  Come to my land,
  install your peace-destroying
  show us pain and despair,
  bullet wounds.
  We are millions
  and we stand unafraid.

Ancestral, personal, and cultural resistance and defiance resound in the face of modernization which threatens the speaker’s ancestral lands and culture.

Thus, How to Be a Good Savage and Other Poems is not simply another poetry collection. Its pages are, notably, a means of cultural and linguistic preservation, and each and every poem is call for attention to and awareness of the cultures, beliefs, and peoples colonialism has long displaced and overshadowed.

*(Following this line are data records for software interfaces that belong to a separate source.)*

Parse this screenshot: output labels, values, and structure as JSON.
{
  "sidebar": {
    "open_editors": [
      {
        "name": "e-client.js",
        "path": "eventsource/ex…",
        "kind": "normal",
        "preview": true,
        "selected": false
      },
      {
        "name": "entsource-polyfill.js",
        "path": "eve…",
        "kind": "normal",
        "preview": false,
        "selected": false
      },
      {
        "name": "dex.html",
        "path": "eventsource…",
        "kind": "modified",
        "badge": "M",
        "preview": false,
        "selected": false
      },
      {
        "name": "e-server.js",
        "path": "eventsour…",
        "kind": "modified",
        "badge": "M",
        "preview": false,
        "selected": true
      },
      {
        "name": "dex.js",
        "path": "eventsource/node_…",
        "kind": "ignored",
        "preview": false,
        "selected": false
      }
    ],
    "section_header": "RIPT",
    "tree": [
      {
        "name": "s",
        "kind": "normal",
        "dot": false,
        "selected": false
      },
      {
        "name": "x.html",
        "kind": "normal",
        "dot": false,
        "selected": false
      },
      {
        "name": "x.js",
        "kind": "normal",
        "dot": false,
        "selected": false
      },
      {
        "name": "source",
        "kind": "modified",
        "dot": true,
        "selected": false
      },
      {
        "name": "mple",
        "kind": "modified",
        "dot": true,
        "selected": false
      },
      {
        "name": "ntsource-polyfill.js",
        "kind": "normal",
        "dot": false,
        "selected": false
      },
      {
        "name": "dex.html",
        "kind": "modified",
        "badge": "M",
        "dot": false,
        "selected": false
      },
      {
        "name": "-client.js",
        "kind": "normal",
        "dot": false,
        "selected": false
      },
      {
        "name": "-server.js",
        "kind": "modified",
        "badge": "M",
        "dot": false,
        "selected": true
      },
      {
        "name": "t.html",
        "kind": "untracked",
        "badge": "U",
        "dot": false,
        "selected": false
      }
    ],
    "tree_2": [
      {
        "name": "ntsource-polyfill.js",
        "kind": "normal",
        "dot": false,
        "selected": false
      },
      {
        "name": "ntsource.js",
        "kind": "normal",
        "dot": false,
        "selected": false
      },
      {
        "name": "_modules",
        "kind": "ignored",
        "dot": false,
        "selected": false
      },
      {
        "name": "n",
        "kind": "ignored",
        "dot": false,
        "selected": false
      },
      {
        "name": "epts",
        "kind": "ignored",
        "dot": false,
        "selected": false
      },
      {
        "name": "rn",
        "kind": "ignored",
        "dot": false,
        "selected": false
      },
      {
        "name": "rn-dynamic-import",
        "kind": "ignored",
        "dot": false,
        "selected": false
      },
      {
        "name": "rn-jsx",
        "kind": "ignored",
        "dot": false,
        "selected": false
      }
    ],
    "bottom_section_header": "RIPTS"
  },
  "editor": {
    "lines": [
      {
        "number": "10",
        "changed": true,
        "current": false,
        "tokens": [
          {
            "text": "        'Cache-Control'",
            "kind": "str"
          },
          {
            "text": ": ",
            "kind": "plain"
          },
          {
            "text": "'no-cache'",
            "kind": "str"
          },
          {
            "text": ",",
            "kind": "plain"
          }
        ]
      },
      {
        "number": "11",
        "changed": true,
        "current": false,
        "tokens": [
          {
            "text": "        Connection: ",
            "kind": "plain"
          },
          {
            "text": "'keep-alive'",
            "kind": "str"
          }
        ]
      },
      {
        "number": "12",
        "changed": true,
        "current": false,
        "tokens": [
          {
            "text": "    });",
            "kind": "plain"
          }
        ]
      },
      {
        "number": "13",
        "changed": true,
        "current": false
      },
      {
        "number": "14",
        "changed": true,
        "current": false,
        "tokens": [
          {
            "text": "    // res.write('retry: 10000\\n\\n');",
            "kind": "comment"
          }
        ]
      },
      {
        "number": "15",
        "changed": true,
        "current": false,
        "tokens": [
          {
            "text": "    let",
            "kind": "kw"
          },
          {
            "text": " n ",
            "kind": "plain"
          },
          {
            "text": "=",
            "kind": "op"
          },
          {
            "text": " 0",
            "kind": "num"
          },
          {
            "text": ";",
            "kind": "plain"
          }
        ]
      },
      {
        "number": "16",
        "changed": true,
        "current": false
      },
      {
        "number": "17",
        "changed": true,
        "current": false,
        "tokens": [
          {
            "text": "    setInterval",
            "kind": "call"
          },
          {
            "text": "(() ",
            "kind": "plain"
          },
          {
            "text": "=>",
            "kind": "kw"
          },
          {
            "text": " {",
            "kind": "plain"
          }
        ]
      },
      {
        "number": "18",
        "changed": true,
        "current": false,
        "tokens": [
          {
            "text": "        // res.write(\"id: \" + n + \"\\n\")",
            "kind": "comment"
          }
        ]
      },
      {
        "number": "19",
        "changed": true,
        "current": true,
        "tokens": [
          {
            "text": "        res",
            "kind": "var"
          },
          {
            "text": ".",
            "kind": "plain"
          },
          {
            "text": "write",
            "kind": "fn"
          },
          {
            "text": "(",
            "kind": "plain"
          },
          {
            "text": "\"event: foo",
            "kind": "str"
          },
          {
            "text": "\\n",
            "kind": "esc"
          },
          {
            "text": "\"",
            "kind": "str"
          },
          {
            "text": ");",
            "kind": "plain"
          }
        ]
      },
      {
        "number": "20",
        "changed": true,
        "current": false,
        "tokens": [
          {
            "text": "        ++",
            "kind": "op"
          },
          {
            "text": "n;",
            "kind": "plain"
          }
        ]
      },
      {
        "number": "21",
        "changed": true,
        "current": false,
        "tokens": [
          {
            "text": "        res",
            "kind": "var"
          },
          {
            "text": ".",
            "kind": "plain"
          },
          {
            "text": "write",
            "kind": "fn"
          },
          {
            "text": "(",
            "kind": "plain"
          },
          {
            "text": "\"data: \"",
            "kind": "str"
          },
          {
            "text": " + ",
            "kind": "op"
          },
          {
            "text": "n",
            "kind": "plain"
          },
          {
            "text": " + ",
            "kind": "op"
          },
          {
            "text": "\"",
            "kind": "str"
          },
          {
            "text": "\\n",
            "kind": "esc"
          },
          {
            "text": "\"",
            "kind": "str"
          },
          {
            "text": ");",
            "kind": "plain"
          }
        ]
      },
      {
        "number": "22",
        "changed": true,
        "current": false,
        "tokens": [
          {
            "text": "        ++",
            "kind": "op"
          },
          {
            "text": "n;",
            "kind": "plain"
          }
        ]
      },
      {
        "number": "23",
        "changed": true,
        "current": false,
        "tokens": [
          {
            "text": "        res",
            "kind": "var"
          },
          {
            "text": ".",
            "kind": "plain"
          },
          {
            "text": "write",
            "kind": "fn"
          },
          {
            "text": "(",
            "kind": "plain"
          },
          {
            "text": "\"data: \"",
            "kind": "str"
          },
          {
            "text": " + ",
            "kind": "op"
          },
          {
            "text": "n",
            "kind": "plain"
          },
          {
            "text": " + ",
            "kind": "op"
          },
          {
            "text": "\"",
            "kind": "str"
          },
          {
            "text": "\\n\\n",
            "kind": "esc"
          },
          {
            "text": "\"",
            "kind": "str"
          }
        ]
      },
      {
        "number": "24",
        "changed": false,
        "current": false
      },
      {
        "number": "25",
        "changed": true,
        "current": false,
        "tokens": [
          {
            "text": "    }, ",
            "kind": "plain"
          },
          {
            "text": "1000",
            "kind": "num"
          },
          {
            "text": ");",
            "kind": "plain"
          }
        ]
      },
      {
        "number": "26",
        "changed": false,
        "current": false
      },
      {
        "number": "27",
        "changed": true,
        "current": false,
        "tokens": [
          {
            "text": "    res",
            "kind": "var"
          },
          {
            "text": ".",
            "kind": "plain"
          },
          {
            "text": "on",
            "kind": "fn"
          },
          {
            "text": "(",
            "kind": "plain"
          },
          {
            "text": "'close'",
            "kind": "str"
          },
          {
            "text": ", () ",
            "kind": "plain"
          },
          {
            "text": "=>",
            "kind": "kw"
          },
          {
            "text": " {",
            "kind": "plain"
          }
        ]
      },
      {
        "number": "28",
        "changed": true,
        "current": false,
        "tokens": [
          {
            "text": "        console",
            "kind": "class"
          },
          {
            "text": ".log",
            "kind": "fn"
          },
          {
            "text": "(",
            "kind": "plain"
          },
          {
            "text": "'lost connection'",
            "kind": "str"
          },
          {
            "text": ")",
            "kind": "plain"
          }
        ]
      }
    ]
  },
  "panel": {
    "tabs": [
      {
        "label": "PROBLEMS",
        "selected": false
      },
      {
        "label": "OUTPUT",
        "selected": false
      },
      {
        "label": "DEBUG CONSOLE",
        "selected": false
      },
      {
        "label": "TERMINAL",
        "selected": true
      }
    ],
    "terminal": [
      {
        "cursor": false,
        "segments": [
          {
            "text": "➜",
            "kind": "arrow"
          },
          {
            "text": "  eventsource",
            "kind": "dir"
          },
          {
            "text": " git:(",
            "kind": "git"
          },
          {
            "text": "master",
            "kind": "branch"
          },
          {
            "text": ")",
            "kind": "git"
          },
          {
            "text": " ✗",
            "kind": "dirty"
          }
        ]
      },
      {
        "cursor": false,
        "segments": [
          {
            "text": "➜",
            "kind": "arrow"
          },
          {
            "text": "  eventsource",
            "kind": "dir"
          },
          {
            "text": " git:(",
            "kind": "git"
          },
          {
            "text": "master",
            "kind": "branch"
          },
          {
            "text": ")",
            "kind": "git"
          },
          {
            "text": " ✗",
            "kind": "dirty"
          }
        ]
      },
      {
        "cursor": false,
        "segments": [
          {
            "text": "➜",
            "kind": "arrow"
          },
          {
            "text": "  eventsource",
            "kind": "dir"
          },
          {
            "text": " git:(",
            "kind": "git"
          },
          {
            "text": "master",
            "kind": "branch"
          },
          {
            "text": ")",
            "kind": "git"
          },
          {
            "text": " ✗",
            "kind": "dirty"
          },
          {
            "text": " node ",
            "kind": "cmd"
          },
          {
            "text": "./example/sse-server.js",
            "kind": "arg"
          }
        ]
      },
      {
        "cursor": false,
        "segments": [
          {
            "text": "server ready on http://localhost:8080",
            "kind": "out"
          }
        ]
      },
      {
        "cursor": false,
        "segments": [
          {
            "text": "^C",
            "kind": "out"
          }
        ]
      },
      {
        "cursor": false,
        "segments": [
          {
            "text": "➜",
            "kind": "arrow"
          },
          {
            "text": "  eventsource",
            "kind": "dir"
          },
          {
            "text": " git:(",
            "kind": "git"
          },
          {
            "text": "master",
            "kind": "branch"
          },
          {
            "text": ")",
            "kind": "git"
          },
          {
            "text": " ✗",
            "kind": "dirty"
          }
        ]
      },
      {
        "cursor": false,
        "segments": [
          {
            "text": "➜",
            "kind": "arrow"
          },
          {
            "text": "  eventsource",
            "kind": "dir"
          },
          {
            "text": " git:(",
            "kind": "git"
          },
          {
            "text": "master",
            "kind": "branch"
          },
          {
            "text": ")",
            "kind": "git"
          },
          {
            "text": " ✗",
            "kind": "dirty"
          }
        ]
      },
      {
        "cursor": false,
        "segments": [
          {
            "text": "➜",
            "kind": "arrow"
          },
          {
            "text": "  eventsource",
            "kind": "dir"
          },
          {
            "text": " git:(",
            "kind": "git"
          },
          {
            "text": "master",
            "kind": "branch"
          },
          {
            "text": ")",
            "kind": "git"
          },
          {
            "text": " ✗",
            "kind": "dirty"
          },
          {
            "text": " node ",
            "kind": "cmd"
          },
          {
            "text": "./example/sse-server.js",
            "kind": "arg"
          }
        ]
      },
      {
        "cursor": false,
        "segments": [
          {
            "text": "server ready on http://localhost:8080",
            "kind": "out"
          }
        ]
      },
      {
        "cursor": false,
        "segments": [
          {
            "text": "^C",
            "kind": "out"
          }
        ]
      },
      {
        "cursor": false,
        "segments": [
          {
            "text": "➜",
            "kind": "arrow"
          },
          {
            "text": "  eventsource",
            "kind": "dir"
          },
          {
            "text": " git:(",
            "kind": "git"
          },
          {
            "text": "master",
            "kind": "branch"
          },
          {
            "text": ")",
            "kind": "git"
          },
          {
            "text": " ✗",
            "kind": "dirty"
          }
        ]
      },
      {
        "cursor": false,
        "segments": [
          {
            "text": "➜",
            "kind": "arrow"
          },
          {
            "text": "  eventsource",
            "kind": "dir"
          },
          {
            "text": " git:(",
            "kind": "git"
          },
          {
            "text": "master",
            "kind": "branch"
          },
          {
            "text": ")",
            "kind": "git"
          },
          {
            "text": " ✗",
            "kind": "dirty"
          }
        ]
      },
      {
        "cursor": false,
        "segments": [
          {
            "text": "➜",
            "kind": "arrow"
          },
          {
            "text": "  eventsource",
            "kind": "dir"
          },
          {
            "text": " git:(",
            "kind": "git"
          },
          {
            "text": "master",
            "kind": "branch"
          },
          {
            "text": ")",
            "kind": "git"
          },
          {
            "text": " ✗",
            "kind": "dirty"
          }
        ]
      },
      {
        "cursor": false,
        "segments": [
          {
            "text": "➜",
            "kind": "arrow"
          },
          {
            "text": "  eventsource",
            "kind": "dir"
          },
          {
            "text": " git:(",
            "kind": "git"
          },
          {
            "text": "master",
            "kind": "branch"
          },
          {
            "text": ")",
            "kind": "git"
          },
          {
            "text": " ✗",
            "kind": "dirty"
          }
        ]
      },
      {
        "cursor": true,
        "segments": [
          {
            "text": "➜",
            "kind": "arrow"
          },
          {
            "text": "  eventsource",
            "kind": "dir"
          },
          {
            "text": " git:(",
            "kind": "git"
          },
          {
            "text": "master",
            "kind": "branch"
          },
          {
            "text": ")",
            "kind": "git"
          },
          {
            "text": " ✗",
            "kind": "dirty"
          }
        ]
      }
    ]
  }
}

Nicole Yurcaba (Нікола Юрцаба) is a Ukrainian American of Hutsul/Lemko origin. A poet and essayist, her poems and reviews have appeared in Appalachian Heritage, Atlanta Review, Seneca Review, New Eastern Europe, and Ukraine’s Euromaidan Press. Nicole holds an MFA in Writing from Lindenwood University, teaches poetry workshops for Southern New Hampshire University, and is the Humanities Coordinator at Blue Ridge Community and Technical College. She also serves as a guest book reviewer for Sage Cigarettes, Tupelo Quarterly, Colorado Review, and Southern Review of Books.